Segment Open
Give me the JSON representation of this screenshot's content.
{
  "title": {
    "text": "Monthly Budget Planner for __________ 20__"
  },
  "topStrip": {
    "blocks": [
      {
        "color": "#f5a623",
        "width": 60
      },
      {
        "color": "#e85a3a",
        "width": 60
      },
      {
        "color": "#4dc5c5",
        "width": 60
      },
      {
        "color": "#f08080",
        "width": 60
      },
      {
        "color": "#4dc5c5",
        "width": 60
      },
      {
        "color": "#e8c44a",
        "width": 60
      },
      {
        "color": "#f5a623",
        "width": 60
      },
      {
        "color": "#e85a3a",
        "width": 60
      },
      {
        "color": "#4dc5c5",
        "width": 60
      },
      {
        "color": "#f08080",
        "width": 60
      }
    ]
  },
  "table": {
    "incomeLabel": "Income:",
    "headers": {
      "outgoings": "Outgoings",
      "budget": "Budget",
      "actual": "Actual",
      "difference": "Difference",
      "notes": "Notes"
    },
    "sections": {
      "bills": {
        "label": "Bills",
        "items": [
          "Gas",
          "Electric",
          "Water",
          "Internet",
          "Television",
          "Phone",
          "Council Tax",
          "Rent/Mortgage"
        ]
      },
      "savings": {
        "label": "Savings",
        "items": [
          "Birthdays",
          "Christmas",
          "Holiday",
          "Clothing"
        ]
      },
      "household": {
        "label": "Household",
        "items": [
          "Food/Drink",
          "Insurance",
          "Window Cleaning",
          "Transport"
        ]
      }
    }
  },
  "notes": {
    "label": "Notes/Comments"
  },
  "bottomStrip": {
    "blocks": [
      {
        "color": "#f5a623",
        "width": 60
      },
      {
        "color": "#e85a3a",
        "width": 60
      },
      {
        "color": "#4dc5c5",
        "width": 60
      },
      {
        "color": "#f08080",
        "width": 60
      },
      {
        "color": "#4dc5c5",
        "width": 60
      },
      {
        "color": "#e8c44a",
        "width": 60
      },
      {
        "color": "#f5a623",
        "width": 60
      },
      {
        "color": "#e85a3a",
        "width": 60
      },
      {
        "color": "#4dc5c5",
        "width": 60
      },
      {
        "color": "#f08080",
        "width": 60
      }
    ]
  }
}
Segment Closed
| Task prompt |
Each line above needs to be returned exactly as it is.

| Exercise output |
Give me the JSON representation of this screenshot's content.
{
  "title": {
    "text": "Monthly Budget Planner for __________ 20__"
  },
  "topStrip": {
    "blocks": [
      {
        "color": "#f5a623",
        "width": 60
      },
      {
        "color": "#e85a3a",
        "width": 60
      },
      {
        "color": "#4dc5c5",
        "width": 60
      },
      {
        "color": "#f08080",
        "width": 60
      },
      {
        "color": "#4dc5c5",
        "width": 60
      },
      {
        "color": "#e8c44a",
        "width": 60
      },
      {
        "color": "#f5a623",
        "width": 60
      },
      {
        "color": "#e85a3a",
        "width": 60
      },
      {
        "color": "#4dc5c5",
        "width": 60
      },
      {
        "color": "#f08080",
        "width": 60
      }
    ]
  },
  "table": {
    "incomeLabel": "Income:",
    "headers": {
      "outgoings": "Outgoings",
      "budget": "Budget",
      "actual": "Actual",
      "difference": "Difference",
      "notes": "Notes"
    },
    "sections": {
      "bills": {
        "label": "Bills",
        "items": [
          "Gas",
          "Electric",
          "Water",
          "Internet",
          "Television",
          "Phone",
          "Council Tax",
          "Rent/Mortgage"
        ]
      },
      "savings": {
        "label": "Savings",
        "items": [
          "Birthdays",
          "Christmas",
          "Holiday",
          "Clothing"
        ]
      },
      "household": {
        "label": "Household",
        "items": [
          "Food/Drink",
          "Insurance",
          "Window Cleaning",
          "Transport"
        ]
      }
    }
  },
  "notes": {
    "label": "Notes/Comments"
  },
  "bottomStrip": {
    "blocks": [
      {
        "color": "#f5a623",
        "width": 60
      },
      {
        "color": "#e85a3a",
        "width": 60
      },
      {
        "color": "#4dc5c5",
        "width": 60
      },
      {
        "color": "#f08080",
        "width": 60
      },
      {
        "color": "#4dc5c5",
        "width": 60
      },
      {
        "color": "#e8c44a",
        "width": 60
      },
      {
        "color": "#f5a623",
        "width": 60
      },
      {
        "color": "#e85a3a",
        "width": 60
      },
      {
        "color": "#4dc5c5",
        "width": 60
      },
      {
        "color": "#f08080",
        "width": 60
      }
    ]
  }
}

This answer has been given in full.